A. Art History – focuses on recreating social, cultural, and economic contexts in which an artwork was created
1) Goal of art history -> understand the artwork and its meaning
B. Art history is not definite!
1)It is related to other areas (i.e. anthropology) and often overlaps with aesthetics and art criticism
2)Definition of “art” has become more broad than it was in earlier times
3)The meaning of an artwork can change over time and from a different perspective.
A. Art generally analyzed in two forms: formal and contextual.
1) Formal analysis – focus on visual qualities. Artist’s decisions on visual aspects (i.e. color choice) relate to meaning of artwork.

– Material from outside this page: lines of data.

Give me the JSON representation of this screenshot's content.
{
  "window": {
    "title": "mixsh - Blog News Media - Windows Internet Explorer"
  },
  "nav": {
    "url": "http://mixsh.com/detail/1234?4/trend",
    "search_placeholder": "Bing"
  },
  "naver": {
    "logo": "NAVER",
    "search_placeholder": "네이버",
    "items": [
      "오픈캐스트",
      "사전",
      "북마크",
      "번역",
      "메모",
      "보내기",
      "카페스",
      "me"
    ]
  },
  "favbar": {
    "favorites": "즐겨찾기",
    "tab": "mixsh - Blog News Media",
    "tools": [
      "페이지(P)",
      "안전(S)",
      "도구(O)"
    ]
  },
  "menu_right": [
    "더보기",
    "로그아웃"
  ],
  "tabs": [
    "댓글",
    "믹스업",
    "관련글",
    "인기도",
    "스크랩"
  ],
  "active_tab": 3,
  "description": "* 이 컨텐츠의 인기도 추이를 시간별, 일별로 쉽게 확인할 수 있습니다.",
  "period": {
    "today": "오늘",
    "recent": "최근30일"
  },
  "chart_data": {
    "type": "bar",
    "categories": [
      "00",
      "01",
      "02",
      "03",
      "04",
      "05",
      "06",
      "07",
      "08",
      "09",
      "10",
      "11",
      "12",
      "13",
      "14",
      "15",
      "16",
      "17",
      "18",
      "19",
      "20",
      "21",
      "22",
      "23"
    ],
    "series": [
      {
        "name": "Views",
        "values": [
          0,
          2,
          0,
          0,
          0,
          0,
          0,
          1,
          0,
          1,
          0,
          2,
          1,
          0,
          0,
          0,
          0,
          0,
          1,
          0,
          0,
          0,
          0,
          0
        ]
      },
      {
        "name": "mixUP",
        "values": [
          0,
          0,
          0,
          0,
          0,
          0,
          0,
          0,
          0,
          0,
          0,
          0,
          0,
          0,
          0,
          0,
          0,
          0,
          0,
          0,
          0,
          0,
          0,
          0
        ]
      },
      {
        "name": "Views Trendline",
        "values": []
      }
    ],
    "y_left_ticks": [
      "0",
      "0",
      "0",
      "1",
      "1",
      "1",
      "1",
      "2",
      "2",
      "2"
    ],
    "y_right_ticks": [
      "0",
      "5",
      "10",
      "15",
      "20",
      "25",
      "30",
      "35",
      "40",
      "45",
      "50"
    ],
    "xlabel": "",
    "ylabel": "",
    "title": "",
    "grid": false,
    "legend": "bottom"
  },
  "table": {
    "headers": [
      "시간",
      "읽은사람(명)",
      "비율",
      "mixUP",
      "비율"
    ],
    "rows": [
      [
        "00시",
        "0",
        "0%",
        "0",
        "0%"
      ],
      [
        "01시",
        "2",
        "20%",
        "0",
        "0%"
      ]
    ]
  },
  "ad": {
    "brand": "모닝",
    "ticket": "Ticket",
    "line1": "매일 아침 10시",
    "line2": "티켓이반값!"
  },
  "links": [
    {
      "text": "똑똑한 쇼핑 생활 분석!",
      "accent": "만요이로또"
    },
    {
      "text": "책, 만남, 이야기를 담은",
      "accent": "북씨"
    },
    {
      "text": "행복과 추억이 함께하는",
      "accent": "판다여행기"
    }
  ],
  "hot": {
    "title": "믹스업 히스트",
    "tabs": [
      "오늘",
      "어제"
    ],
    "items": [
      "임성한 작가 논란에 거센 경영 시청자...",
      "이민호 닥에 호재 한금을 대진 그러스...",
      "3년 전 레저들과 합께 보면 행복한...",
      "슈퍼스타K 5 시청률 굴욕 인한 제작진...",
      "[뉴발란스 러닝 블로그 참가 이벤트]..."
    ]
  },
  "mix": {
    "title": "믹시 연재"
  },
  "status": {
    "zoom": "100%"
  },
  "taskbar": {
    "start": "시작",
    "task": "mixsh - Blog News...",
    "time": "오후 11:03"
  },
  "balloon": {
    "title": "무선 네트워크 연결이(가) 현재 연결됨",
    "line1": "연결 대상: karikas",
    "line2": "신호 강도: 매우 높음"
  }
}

2) Contextual analysis – looks outside the artwork to consider culture, economy, location, etc. of work’s origin for meaning of artwork.
B. Art historians often assume the art of one culture will affect the art of a future culture.
A. Arose as a discipline in mid-eighteenth century.
1)Evolved from ancient Roman Pliny the Elder to Enlightenment thinkers and even present-day art historians.
A. Oldest works of art – cave paintings in Chauvet Cave, France.
1) Natural pigments used to draw outlines of animals, possibly as part of rituals.
B. Venus women statues from Old Stone Age cultures suggest value of fertility.
C. Lascaux cave paintings first art to include both humans and animals.
A. Cave and rock paintings continue to appear in southwestern Europe.
1) Lascaux still only site of human subjects in artwork.
A. Rings and rows of stones (i.e. Stonehenge) appear in Europe.
1) “Heel-stone” sits northeast of site, marking point where sun rises on midsummer solstice.
A. Mesopotamia (modern-day Iraq) was site of strong religious influence.
1) Religious temples evolved to become stepped pyramids called ziggurats.
B. After Babylonian invasion, pillar containing Hammurabi’s Code becomes symbol of law and order
C. During Assyrian period, relief carvings became popular to depict important historical events.
A. Known for palace at Persepolis (influenced by Egyptian art)
A. Architecture of Predynastic period (before conquest by Alexander the Great)
1) Sphinx, pyramids at Giza, pharaoh statues.
B. Hierarchical scale – status of person determines size in artwork (kings would be largest, defeated enemies smallest)
C. Fractional representation – each part of body shown as much as possible (profile of head, torso in full frontal view, profile of arms and legs).
D. Pharaohs’ tombs often sites of much decoration and art.
As much of body as possible is shown
A. Little is known on Nubian art, but art historians continue to search for clues.
D. Relief sculptures common would glorify empire
1. Emperors and military victories
2. Reliefs on tombs to honor the dead
E. Statues and busts became common for funeral processions
1. Still followed idealistic style
F. Texture – how something feels to thee touch
A. Actual and visual (how it looks like it will feel)
G. Value – the lightness or darkness of a color
A. Color + white = tint; color + black = shade
B. Black and white are neutrals (not hues)